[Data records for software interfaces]
┌────────
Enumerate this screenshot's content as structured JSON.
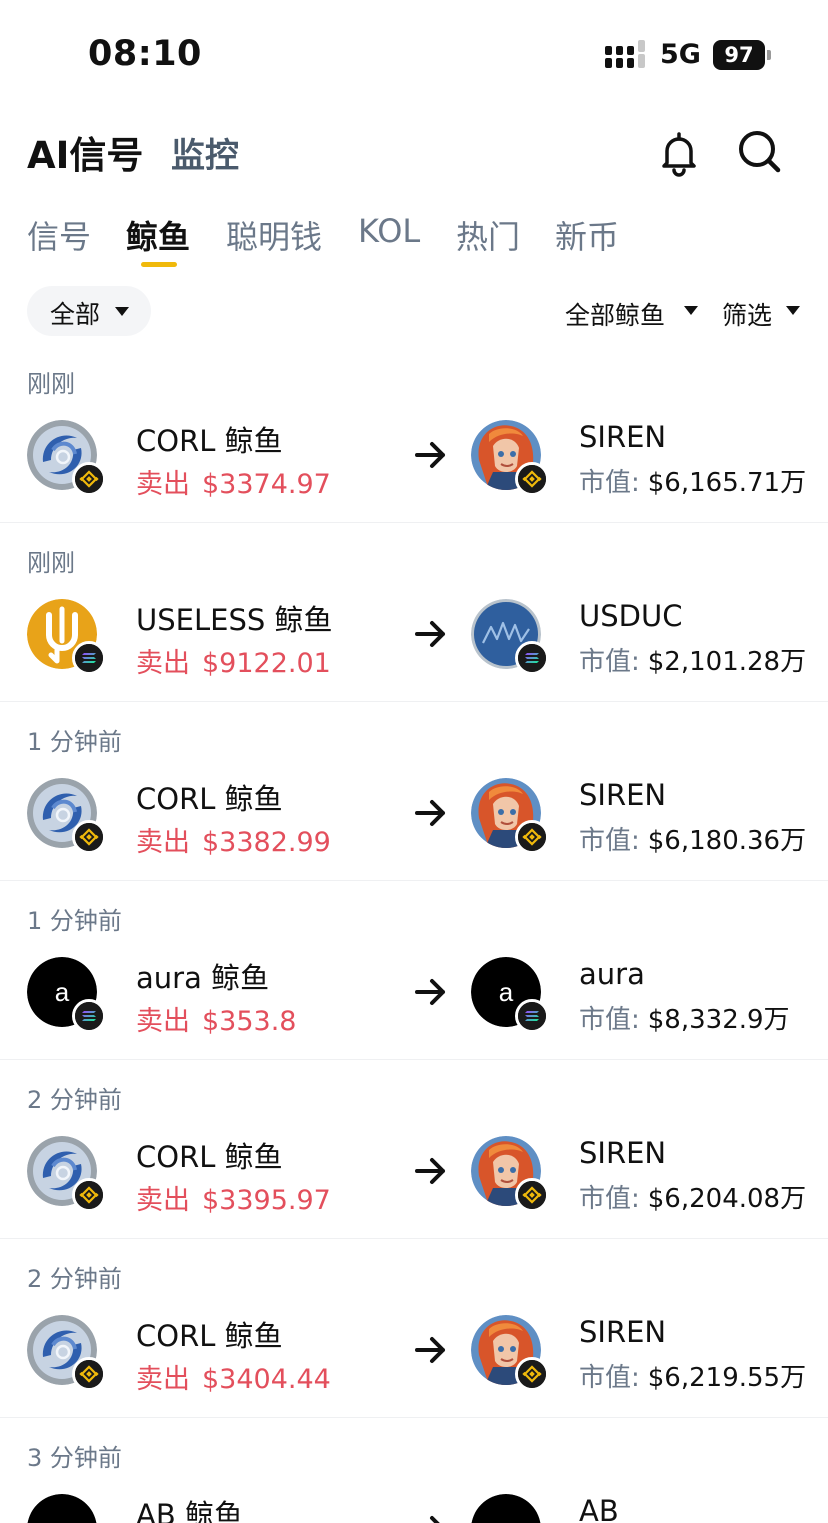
{
  "status_bar": {
    "time": "08:10",
    "network": "5G",
    "battery": "97"
  },
  "header": {
    "title": "AI信号",
    "subtitle": "监控"
  },
  "tabs": [
    {
      "label": "信号",
      "active": false
    },
    {
      "label": "鲸鱼",
      "active": true
    },
    {
      "label": "聪明钱",
      "active": false
    },
    {
      "label": "KOL",
      "active": false
    },
    {
      "label": "热门",
      "active": false
    },
    {
      "label": "新币",
      "active": false
    }
  ],
  "filters": {
    "scope": "全部",
    "whale_filter": "全部鲸鱼",
    "filter": "筛选"
  },
  "colors": {
    "accent": "#f0b90b",
    "sell": "#e34f5c",
    "muted": "#6b7889"
  },
  "mcap_label": "市值:",
  "entries": [
    {
      "time": "刚刚",
      "whale": "CORL 鲸鱼",
      "action": "卖出",
      "amount": "$3374.97",
      "token": "SIREN",
      "mcap": "$6,165.71万",
      "whale_icon": "corl-logo",
      "token_icon": "siren-logo",
      "chain": "bnb-chain-icon"
    },
    {
      "time": "刚刚",
      "whale": "USELESS 鲸鱼",
      "action": "卖出",
      "amount": "$9122.01",
      "token": "USDUC",
      "mcap": "$2,101.28万",
      "whale_icon": "useless-logo",
      "token_icon": "usduc-logo",
      "chain": "solana-chain-icon"
    },
    {
      "time": "1 分钟前",
      "whale": "CORL 鲸鱼",
      "action": "卖出",
      "amount": "$3382.99",
      "token": "SIREN",
      "mcap": "$6,180.36万",
      "whale_icon": "corl-logo",
      "token_icon": "siren-logo",
      "chain": "bnb-chain-icon"
    },
    {
      "time": "1 分钟前",
      "whale": "aura 鲸鱼",
      "action": "卖出",
      "amount": "$353.8",
      "token": "aura",
      "mcap": "$8,332.9万",
      "whale_icon": "aura-logo",
      "token_icon": "aura-logo",
      "chain": "solana-chain-icon",
      "avatar_letter": "a"
    },
    {
      "time": "2 分钟前",
      "whale": "CORL 鲸鱼",
      "action": "卖出",
      "amount": "$3395.97",
      "token": "SIREN",
      "mcap": "$6,204.08万",
      "whale_icon": "corl-logo",
      "token_icon": "siren-logo",
      "chain": "bnb-chain-icon"
    },
    {
      "time": "2 分钟前",
      "whale": "CORL 鲸鱼",
      "action": "卖出",
      "amount": "$3404.44",
      "token": "SIREN",
      "mcap": "$6,219.55万",
      "whale_icon": "corl-logo",
      "token_icon": "siren-logo",
      "chain": "bnb-chain-icon"
    },
    {
      "time": "3 分钟前",
      "whale": "AB 鲸鱼",
      "action": "",
      "amount": "",
      "token": "AB",
      "mcap": "",
      "whale_icon": "ab-logo",
      "token_icon": "ab-logo",
      "chain": ""
    }
  ]
}
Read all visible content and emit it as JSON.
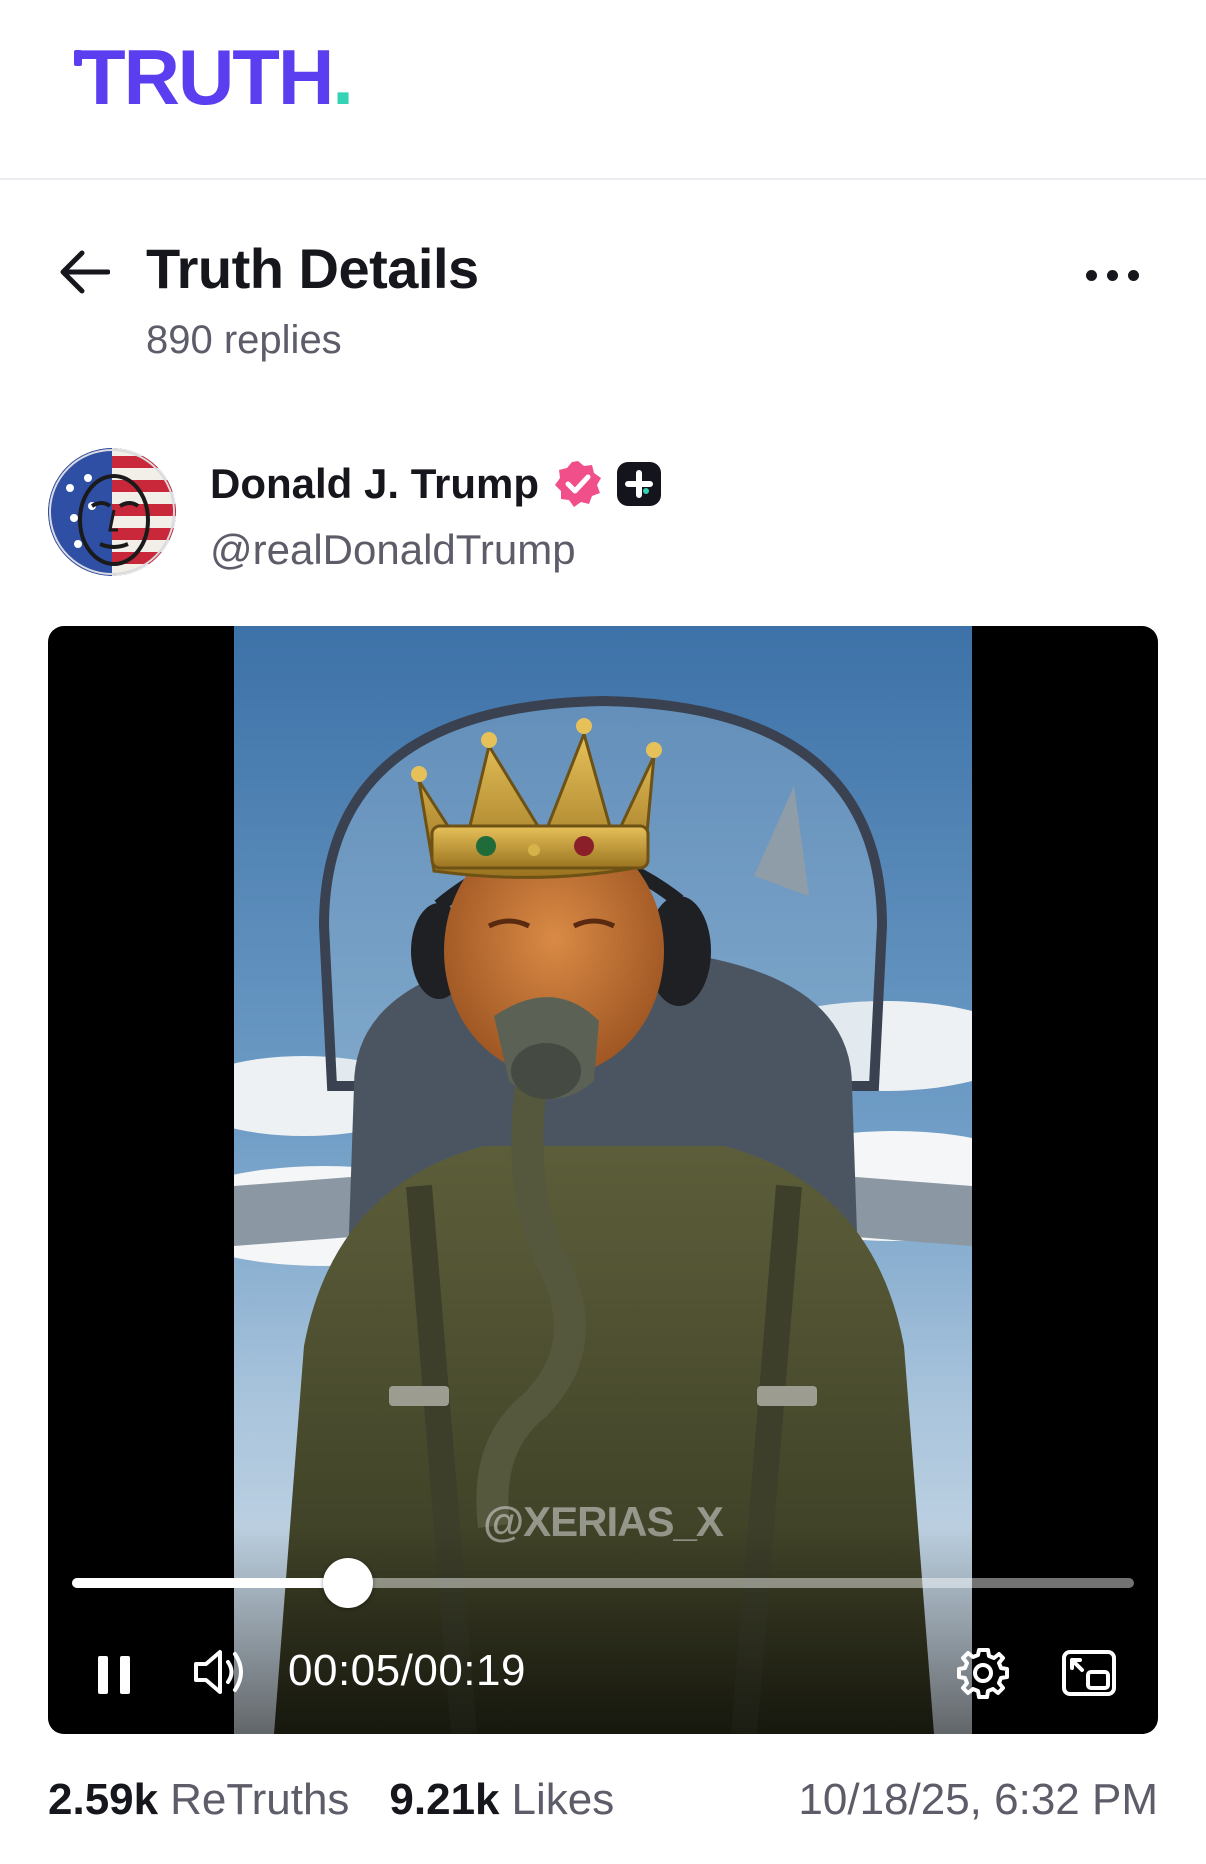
{
  "app": {
    "logo_text": "TRUTH",
    "logo_dot": ".",
    "colors": {
      "brand": "#5a3ef0",
      "accent": "#34d3b5",
      "verified": "#f14f8a"
    }
  },
  "header": {
    "title": "Truth Details",
    "replies": "890 replies",
    "back_icon": "arrow-left-icon",
    "more_icon": "more-horizontal-icon"
  },
  "author": {
    "name": "Donald J. Trump",
    "handle": "@realDonaldTrump",
    "verified_icon": "verified-badge-icon",
    "plus_icon": "truth-plus-icon"
  },
  "video": {
    "watermark": "@XERIAS_X",
    "current_time": "00:05",
    "separator": "/",
    "duration": "00:19",
    "progress_fraction": 0.26,
    "controls": [
      "pause-icon",
      "volume-icon",
      "settings-icon",
      "picture-in-picture-icon"
    ]
  },
  "stats": {
    "retruths_count": "2.59k",
    "retruths_label": "ReTruths",
    "likes_count": "9.21k",
    "likes_label": "Likes",
    "timestamp": "10/18/25, 6:32 PM"
  }
}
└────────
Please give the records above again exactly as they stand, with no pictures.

Enumerate this screenshot's content as structured JSON.
{
  "status_bar": {
    "time": "08:10",
    "network": "5G",
    "battery": "97"
  },
  "header": {
    "title": "AI信号",
    "subtitle": "监控"
  },
  "tabs": [
    {
      "label": "信号",
      "active": false
    },
    {
      "label": "鲸鱼",
      "active": true
    },
    {
      "label": "聪明钱",
      "active": false
    },
    {
      "label": "KOL",
      "active": false
    },
    {
      "label": "热门",
      "active": false
    },
    {
      "label": "新币",
      "active": false
    }
  ],
  "filters": {
    "scope": "全部",
    "whale_filter": "全部鲸鱼",
    "filter": "筛选"
  },
  "colors": {
    "accent": "#f0b90b",
    "sell": "#e34f5c",
    "muted": "#6b7889"
  },
  "mcap_label": "市值:",
  "entries": [
    {
      "time": "刚刚",
      "whale": "CORL 鲸鱼",
      "action": "卖出",
      "amount": "$3374.97",
      "token": "SIREN",
      "mcap": "$6,165.71万",
      "whale_icon": "corl-logo",
      "token_icon": "siren-logo",
      "chain": "bnb-chain-icon"
    },
    {
      "time": "刚刚",
      "whale": "USELESS 鲸鱼",
      "action": "卖出",
      "amount": "$9122.01",
      "token": "USDUC",
      "mcap": "$2,101.28万",
      "whale_icon": "useless-logo",
      "token_icon": "usduc-logo",
      "chain": "solana-chain-icon"
    },
    {
      "time": "1 分钟前",
      "whale": "CORL 鲸鱼",
      "action": "卖出",
      "amount": "$3382.99",
      "token": "SIREN",
      "mcap": "$6,180.36万",
      "whale_icon": "corl-logo",
      "token_icon": "siren-logo",
      "chain": "bnb-chain-icon"
    },
    {
      "time": "1 分钟前",
      "whale": "aura 鲸鱼",
      "action": "卖出",
      "amount": "$353.8",
      "token": "aura",
      "mcap": "$8,332.9万",
      "whale_icon": "aura-logo",
      "token_icon": "aura-logo",
      "chain": "solana-chain-icon",
      "avatar_letter": "a"
    },
    {
      "time": "2 分钟前",
      "whale": "CORL 鲸鱼",
      "action": "卖出",
      "amount": "$3395.97",
      "token": "SIREN",
      "mcap": "$6,204.08万",
      "whale_icon": "corl-logo",
      "token_icon": "siren-logo",
      "chain": "bnb-chain-icon"
    },
    {
      "time": "2 分钟前",
      "whale": "CORL 鲸鱼",
      "action": "卖出",
      "amount": "$3404.44",
      "token": "SIREN",
      "mcap": "$6,219.55万",
      "whale_icon": "corl-logo",
      "token_icon": "siren-logo",
      "chain": "bnb-chain-icon"
    },
    {
      "time": "3 分钟前",
      "whale": "AB 鲸鱼",
      "action": "",
      "amount": "",
      "token": "AB",
      "mcap": "",
      "whale_icon": "ab-logo",
      "token_icon": "ab-logo",
      "chain": ""
    }
  ]
}
Read all visible content and emit it as JSON.
{
  "app": {
    "logo_text": "TRUTH",
    "logo_dot": ".",
    "colors": {
      "brand": "#5a3ef0",
      "accent": "#34d3b5",
      "verified": "#f14f8a"
    }
  },
  "header": {
    "title": "Truth Details",
    "replies": "890 replies",
    "back_icon": "arrow-left-icon",
    "more_icon": "more-horizontal-icon"
  },
  "author": {
    "name": "Donald J. Trump",
    "handle": "@realDonaldTrump",
    "verified_icon": "verified-badge-icon",
    "plus_icon": "truth-plus-icon"
  },
  "video": {
    "watermark": "@XERIAS_X",
    "current_time": "00:05",
    "separator": "/",
    "duration": "00:19",
    "progress_fraction": 0.26,
    "controls": [
      "pause-icon",
      "volume-icon",
      "settings-icon",
      "picture-in-picture-icon"
    ]
  },
  "stats": {
    "retruths_count": "2.59k",
    "retruths_label": "ReTruths",
    "likes_count": "9.21k",
    "likes_label": "Likes",
    "timestamp": "10/18/25, 6:32 PM"
  }
}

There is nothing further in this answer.